== Material provided
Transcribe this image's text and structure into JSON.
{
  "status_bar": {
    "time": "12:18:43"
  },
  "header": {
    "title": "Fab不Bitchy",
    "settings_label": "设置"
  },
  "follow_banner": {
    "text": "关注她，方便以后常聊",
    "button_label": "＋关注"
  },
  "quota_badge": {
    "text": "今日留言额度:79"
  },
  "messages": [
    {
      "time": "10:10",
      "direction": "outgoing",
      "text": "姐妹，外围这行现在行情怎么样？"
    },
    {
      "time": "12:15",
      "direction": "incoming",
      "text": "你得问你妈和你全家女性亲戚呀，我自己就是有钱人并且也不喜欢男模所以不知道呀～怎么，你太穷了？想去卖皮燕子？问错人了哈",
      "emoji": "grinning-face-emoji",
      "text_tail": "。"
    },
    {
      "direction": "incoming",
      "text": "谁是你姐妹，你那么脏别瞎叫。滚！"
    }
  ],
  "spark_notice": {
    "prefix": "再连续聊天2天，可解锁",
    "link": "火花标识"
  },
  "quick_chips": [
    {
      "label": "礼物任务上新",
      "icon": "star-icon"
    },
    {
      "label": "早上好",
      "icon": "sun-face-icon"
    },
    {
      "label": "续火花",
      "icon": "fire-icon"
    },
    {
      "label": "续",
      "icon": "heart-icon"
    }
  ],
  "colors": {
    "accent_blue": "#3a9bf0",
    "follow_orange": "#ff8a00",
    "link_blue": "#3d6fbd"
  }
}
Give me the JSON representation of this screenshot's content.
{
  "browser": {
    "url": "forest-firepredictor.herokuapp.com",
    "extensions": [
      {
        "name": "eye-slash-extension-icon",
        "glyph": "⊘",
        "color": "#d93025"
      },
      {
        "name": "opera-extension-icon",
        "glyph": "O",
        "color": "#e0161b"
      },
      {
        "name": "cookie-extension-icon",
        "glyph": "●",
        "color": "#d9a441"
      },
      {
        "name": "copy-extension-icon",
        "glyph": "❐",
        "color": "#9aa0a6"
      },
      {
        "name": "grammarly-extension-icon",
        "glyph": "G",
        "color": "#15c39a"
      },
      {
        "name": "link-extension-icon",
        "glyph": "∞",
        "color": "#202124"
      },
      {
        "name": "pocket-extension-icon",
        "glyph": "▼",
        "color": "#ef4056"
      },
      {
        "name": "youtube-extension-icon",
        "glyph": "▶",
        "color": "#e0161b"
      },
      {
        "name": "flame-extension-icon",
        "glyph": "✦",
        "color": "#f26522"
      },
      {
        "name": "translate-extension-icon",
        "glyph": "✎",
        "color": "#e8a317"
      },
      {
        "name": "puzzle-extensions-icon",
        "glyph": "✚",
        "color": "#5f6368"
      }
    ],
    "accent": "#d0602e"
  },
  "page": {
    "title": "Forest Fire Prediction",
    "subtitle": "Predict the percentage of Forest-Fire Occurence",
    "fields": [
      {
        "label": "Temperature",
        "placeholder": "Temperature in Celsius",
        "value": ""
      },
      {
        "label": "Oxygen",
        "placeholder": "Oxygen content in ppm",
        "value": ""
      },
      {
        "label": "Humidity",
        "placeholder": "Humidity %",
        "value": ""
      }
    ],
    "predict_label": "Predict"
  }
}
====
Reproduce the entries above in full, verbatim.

Transcribe this image's text and structure into JSON.
{
  "status_bar": {
    "time": "12:18:43"
  },
  "header": {
    "title": "Fab不Bitchy",
    "settings_label": "设置"
  },
  "follow_banner": {
    "text": "关注她，方便以后常聊",
    "button_label": "＋关注"
  },
  "quota_badge": {
    "text": "今日留言额度:79"
  },
  "messages": [
    {
      "time": "10:10",
      "direction": "outgoing",
      "text": "姐妹，外围这行现在行情怎么样？"
    },
    {
      "time": "12:15",
      "direction": "incoming",
      "text": "你得问你妈和你全家女性亲戚呀，我自己就是有钱人并且也不喜欢男模所以不知道呀～怎么，你太穷了？想去卖皮燕子？问错人了哈",
      "emoji": "grinning-face-emoji",
      "text_tail": "。"
    },
    {
      "direction": "incoming",
      "text": "谁是你姐妹，你那么脏别瞎叫。滚！"
    }
  ],
  "spark_notice": {
    "prefix": "再连续聊天2天，可解锁",
    "link": "火花标识"
  },
  "quick_chips": [
    {
      "label": "礼物任务上新",
      "icon": "star-icon"
    },
    {
      "label": "早上好",
      "icon": "sun-face-icon"
    },
    {
      "label": "续火花",
      "icon": "fire-icon"
    },
    {
      "label": "续",
      "icon": "heart-icon"
    }
  ],
  "colors": {
    "accent_blue": "#3a9bf0",
    "follow_orange": "#ff8a00",
    "link_blue": "#3d6fbd"
  }
}
Give me the JSON representation of this screenshot's content.
{
  "browser": {
    "url": "forest-firepredictor.herokuapp.com",
    "extensions": [
      {
        "name": "eye-slash-extension-icon",
        "glyph": "⊘",
        "color": "#d93025"
      },
      {
        "name": "opera-extension-icon",
        "glyph": "O",
        "color": "#e0161b"
      },
      {
        "name": "cookie-extension-icon",
        "glyph": "●",
        "color": "#d9a441"
      },
      {
        "name": "copy-extension-icon",
        "glyph": "❐",
        "color": "#9aa0a6"
      },
      {
        "name": "grammarly-extension-icon",
        "glyph": "G",
        "color": "#15c39a"
      },
      {
        "name": "link-extension-icon",
        "glyph": "∞",
        "color": "#202124"
      },
      {
        "name": "pocket-extension-icon",
        "glyph": "▼",
        "color": "#ef4056"
      },
      {
        "name": "youtube-extension-icon",
        "glyph": "▶",
        "color": "#e0161b"
      },
      {
        "name": "flame-extension-icon",
        "glyph": "✦",
        "color": "#f26522"
      },
      {
        "name": "translate-extension-icon",
        "glyph": "✎",
        "color": "#e8a317"
      },
      {
        "name": "puzzle-extensions-icon",
        "glyph": "✚",
        "color": "#5f6368"
      }
    ],
    "accent": "#d0602e"
  },
  "page": {
    "title": "Forest Fire Prediction",
    "subtitle": "Predict the percentage of Forest-Fire Occurence",
    "fields": [
      {
        "label": "Temperature",
        "placeholder": "Temperature in Celsius",
        "value": ""
      },
      {
        "label": "Oxygen",
        "placeholder": "Oxygen content in ppm",
        "value": ""
      },
      {
        "label": "Humidity",
        "placeholder": "Humidity %",
        "value": ""
      }
    ],
    "predict_label": "Predict"
  }
}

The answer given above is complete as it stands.